Minute by minute, hour by hour… that’s how things get done.
I recently came across an interesting set of videos featuring Giavanni Ruffin and Eric Thomas, two gentlemen whose mission is to inspire others and motivate them to greatness, excellence and amazing accomplishments.
Here are the videos I’ve been watching — and watching some more.
The cornerstone of their message, from what I can tell, is hard work. Lots of it. And they believe in Taking No Days Off. In other words, keep going, never stop, never give yourself a moment to rest, because you may miss the opportunity you’ve been looking for. Always keep moving, always keep growing, always keep getting stronger and faster than the day before. Never backtrack, never let up. Just keep moving, to crush the competition. Do whatever it takes. But do it.
Now, I don’t know about you, but that’s how I lived for years. It was pretty much how I rolled, no matter when, no matter what. And that Type A drive that Never Surrendered, Never Gave Up, but kept pushing and pushing and pushing past barriers and hurdles and obstacles… well, eventually it just wore me down and wiped me out and I ended up hurt. Repeatedly.
I’ve never been one to sit on the sidelines for long, and I’ve always pushed myself — often harder than was wise or necessary. But I had to do it. I just had to. Something in me just drove me on. And I could totally relate to the message. At the same time, however, I paid a price — in terms of TBI and other injuries that have dogged me through the years. I know the hazards of over-training and not giving yourself enough chance to rest and recover. Sometimes, you do have to take a day off — although it’s not really taking a day “off” because the body is still working to recover and you’re still making gains, even though you feel like you’re idle.

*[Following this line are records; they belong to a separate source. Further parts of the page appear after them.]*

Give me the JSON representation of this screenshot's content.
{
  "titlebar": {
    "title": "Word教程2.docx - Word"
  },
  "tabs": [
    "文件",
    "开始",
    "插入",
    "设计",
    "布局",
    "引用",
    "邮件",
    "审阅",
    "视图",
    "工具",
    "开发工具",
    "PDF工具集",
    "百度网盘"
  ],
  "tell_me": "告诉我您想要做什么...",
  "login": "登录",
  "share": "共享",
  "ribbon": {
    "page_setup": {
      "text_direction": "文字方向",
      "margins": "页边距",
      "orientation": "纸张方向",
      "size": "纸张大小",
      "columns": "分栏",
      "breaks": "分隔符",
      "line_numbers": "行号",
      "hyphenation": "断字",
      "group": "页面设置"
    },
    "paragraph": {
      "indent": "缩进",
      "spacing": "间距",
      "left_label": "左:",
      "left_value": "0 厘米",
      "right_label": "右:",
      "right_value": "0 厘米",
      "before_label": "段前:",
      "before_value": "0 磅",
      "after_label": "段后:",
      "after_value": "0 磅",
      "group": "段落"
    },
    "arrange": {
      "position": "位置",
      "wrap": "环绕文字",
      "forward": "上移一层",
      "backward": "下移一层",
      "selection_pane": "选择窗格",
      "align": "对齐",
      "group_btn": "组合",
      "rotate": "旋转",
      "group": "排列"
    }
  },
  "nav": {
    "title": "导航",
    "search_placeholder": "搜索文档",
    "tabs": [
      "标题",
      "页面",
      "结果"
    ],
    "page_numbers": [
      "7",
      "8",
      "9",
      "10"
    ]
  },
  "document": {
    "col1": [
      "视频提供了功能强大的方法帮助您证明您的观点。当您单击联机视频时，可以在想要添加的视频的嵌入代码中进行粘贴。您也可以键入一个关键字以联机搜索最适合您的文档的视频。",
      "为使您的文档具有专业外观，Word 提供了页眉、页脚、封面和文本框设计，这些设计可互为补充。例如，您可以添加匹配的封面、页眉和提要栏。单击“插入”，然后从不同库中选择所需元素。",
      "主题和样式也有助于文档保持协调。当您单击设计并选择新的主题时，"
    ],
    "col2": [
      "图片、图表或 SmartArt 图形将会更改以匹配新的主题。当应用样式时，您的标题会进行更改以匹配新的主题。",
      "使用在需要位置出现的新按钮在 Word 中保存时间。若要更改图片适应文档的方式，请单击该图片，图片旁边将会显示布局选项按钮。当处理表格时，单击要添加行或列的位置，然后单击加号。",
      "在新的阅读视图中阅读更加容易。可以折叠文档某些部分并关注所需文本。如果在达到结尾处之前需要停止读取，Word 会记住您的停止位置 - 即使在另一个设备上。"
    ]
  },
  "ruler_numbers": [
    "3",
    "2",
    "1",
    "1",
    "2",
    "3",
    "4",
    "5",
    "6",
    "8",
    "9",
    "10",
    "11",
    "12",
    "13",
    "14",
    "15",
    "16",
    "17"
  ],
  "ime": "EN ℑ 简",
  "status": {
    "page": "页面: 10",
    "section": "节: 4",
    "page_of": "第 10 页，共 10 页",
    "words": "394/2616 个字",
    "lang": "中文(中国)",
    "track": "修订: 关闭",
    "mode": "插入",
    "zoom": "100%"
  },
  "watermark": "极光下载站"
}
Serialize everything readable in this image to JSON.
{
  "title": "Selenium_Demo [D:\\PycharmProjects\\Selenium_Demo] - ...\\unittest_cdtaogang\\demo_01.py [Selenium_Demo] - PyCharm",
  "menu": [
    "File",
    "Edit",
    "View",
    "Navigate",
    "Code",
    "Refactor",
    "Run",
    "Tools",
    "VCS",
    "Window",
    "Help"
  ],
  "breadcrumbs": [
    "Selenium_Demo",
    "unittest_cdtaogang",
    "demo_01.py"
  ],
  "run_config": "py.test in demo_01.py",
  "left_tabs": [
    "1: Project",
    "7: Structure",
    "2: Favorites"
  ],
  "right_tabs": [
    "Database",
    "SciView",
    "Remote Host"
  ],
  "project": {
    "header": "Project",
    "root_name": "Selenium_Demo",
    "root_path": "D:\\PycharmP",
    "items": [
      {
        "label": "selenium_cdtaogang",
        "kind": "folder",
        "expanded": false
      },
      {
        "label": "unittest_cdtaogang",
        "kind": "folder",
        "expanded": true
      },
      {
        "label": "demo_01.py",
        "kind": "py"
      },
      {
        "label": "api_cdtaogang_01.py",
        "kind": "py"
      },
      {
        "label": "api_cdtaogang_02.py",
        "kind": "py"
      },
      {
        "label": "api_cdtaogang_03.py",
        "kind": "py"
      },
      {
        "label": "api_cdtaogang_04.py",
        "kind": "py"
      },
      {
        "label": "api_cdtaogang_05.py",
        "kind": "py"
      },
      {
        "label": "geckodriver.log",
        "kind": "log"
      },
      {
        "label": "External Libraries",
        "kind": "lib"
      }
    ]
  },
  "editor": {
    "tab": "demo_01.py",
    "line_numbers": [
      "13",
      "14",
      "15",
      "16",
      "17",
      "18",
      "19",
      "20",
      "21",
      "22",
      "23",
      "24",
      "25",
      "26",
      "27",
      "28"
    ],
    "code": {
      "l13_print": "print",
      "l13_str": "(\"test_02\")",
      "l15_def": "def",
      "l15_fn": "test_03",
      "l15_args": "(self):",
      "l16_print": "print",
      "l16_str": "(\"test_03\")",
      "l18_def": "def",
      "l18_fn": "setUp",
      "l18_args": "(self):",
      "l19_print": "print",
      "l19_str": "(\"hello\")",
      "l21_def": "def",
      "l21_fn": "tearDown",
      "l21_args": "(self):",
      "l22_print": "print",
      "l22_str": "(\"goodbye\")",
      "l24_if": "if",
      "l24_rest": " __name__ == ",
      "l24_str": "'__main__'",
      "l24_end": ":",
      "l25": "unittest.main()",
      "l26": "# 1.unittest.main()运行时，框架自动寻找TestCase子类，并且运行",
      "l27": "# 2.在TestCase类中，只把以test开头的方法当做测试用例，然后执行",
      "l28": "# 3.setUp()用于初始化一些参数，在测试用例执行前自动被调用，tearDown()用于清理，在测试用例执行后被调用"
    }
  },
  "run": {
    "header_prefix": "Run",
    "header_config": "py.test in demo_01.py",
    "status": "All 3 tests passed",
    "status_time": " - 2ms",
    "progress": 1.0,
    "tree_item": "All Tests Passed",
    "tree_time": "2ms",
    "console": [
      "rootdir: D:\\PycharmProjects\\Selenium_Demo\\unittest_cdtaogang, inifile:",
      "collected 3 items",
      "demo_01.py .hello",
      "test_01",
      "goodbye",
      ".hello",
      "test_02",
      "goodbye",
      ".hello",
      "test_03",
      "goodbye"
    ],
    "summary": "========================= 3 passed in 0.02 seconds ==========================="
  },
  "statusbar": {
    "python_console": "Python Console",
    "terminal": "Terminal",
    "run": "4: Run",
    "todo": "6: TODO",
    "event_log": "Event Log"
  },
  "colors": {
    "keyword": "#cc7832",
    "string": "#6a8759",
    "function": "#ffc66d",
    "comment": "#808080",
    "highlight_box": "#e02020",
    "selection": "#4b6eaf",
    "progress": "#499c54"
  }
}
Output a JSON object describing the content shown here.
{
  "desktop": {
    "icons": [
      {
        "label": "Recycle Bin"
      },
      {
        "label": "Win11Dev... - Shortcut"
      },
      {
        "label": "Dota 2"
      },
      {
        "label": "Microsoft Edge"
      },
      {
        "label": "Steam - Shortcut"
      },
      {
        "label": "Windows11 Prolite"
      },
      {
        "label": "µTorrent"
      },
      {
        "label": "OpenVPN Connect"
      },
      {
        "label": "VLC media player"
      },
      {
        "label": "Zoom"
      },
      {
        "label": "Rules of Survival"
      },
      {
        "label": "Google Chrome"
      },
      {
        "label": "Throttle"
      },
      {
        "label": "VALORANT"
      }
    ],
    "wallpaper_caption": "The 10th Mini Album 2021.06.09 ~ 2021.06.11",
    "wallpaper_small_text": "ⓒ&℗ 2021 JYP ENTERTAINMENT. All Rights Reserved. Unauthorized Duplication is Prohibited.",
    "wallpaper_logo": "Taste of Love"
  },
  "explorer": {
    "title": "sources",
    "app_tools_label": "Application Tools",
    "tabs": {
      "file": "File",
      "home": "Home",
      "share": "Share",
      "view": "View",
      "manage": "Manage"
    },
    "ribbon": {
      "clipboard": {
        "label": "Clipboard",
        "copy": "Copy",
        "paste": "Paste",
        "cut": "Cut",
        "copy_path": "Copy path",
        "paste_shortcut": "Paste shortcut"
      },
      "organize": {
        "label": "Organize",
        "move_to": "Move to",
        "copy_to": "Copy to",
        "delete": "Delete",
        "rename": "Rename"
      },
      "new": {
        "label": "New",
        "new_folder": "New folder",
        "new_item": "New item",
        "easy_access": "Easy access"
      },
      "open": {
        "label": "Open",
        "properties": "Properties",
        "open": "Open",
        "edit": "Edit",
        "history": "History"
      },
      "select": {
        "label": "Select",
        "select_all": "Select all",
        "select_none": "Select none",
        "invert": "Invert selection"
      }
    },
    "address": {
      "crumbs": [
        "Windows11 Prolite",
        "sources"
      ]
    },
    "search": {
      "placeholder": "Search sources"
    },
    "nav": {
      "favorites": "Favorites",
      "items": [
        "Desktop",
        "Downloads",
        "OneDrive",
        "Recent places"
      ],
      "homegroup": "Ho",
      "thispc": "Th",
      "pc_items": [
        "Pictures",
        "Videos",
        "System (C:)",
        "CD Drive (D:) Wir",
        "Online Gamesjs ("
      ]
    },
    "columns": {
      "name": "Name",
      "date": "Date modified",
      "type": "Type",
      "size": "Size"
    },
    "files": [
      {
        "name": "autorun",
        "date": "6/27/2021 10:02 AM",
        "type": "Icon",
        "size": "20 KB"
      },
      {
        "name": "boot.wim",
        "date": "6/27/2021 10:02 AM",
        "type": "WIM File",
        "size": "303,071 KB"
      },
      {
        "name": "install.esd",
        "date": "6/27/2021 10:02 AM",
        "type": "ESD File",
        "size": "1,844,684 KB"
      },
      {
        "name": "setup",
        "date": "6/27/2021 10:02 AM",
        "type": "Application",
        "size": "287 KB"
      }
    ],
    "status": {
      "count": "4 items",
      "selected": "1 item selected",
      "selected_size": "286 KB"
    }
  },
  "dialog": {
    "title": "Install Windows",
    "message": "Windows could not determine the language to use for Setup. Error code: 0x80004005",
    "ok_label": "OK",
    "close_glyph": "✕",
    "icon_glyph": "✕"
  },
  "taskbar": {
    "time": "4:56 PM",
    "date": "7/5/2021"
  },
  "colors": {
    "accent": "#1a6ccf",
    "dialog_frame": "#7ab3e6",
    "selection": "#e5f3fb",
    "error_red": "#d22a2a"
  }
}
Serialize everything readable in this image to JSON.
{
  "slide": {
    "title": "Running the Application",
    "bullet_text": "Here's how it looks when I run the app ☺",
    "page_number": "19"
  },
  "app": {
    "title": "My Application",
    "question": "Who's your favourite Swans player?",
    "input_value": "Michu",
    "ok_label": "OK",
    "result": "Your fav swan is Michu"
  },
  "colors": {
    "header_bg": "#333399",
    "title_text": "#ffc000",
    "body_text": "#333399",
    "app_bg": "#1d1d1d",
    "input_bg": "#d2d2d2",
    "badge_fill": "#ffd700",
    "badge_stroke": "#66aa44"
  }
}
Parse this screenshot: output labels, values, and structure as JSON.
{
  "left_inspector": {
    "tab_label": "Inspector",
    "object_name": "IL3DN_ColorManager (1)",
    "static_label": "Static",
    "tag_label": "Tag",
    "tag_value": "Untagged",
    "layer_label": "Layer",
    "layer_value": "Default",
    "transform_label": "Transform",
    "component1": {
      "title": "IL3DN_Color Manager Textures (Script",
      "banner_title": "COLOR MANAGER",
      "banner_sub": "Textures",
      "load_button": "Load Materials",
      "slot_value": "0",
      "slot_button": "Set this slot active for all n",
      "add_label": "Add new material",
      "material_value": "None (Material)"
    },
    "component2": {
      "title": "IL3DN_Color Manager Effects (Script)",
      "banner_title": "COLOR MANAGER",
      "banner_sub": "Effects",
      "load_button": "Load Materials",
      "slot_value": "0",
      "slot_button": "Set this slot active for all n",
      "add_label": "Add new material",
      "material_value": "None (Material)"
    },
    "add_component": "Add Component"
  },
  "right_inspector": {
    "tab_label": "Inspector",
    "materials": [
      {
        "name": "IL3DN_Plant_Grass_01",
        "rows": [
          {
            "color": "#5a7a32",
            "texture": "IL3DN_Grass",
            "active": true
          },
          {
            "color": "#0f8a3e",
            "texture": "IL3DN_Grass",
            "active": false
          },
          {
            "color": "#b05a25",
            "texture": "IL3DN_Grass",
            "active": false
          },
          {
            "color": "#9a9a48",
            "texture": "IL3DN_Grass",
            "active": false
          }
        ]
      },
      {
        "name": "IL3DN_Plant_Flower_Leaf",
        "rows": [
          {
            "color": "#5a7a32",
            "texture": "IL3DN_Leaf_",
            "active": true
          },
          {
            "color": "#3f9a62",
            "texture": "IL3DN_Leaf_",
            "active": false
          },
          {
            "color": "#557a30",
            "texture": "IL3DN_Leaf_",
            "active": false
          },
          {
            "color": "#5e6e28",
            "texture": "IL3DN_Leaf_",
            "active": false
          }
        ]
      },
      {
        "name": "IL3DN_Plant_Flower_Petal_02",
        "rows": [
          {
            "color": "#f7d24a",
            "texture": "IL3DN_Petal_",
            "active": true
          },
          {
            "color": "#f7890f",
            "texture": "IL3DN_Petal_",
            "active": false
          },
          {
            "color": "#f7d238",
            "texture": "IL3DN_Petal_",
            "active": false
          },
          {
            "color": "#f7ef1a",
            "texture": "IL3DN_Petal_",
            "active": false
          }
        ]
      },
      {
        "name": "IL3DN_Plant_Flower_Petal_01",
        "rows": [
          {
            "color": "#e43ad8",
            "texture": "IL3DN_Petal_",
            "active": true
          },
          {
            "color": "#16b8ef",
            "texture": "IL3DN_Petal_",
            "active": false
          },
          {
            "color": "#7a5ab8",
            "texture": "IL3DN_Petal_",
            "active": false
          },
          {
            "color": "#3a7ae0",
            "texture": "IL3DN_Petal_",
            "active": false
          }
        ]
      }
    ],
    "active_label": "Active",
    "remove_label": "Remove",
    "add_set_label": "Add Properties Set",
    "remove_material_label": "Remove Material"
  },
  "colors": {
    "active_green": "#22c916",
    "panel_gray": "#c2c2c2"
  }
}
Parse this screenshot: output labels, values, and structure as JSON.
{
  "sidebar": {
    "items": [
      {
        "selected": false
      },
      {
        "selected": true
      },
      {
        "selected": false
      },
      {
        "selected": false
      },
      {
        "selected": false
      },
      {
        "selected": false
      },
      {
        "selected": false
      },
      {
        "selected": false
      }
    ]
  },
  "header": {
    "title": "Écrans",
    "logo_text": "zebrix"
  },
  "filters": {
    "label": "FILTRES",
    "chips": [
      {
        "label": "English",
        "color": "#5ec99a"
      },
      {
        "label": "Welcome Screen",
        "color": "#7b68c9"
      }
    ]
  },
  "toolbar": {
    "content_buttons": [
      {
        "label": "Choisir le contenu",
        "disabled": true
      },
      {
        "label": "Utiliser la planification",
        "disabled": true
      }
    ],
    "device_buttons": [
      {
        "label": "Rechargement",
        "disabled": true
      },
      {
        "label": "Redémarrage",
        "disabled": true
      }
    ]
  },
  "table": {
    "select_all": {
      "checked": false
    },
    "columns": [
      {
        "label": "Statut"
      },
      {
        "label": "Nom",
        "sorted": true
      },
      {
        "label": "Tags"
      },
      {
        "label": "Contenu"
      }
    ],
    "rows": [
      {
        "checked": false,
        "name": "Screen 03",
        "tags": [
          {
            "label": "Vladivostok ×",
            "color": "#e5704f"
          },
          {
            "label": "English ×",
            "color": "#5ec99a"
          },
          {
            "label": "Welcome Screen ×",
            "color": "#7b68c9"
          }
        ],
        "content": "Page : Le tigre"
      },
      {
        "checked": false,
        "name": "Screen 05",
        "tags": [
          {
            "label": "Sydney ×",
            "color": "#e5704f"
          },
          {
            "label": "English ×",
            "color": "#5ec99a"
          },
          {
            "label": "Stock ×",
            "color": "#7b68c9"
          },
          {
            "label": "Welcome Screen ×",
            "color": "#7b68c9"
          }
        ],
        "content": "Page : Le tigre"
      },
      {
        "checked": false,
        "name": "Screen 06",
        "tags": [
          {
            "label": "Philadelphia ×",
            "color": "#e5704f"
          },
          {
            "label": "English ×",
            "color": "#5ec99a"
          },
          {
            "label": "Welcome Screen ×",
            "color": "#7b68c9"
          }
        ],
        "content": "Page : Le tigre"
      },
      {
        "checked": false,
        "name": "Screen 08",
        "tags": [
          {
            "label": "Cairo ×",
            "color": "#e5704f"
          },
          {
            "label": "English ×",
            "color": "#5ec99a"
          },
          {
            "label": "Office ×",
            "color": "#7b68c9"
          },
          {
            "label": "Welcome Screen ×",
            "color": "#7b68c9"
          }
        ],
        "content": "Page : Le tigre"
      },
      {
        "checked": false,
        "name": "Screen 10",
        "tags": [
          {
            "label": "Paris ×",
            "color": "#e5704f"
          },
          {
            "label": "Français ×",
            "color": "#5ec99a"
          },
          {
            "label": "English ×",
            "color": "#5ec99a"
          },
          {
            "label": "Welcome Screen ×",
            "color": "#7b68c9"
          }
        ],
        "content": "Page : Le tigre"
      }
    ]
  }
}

That’s probably been the biggest thing I’ve struggled with over the recent years — learning to back off and take it easy on myself, not drive myself into the ground, and not completely wreck myself with fatigue and overwork. I can totally relate to what Messrs Ruffin and Thomas are saying above. At the same time, however, using good judgment and prudence in terms of balance and recovery… well, that just makes sense.
Speaking of which, it’s late. Time for bed.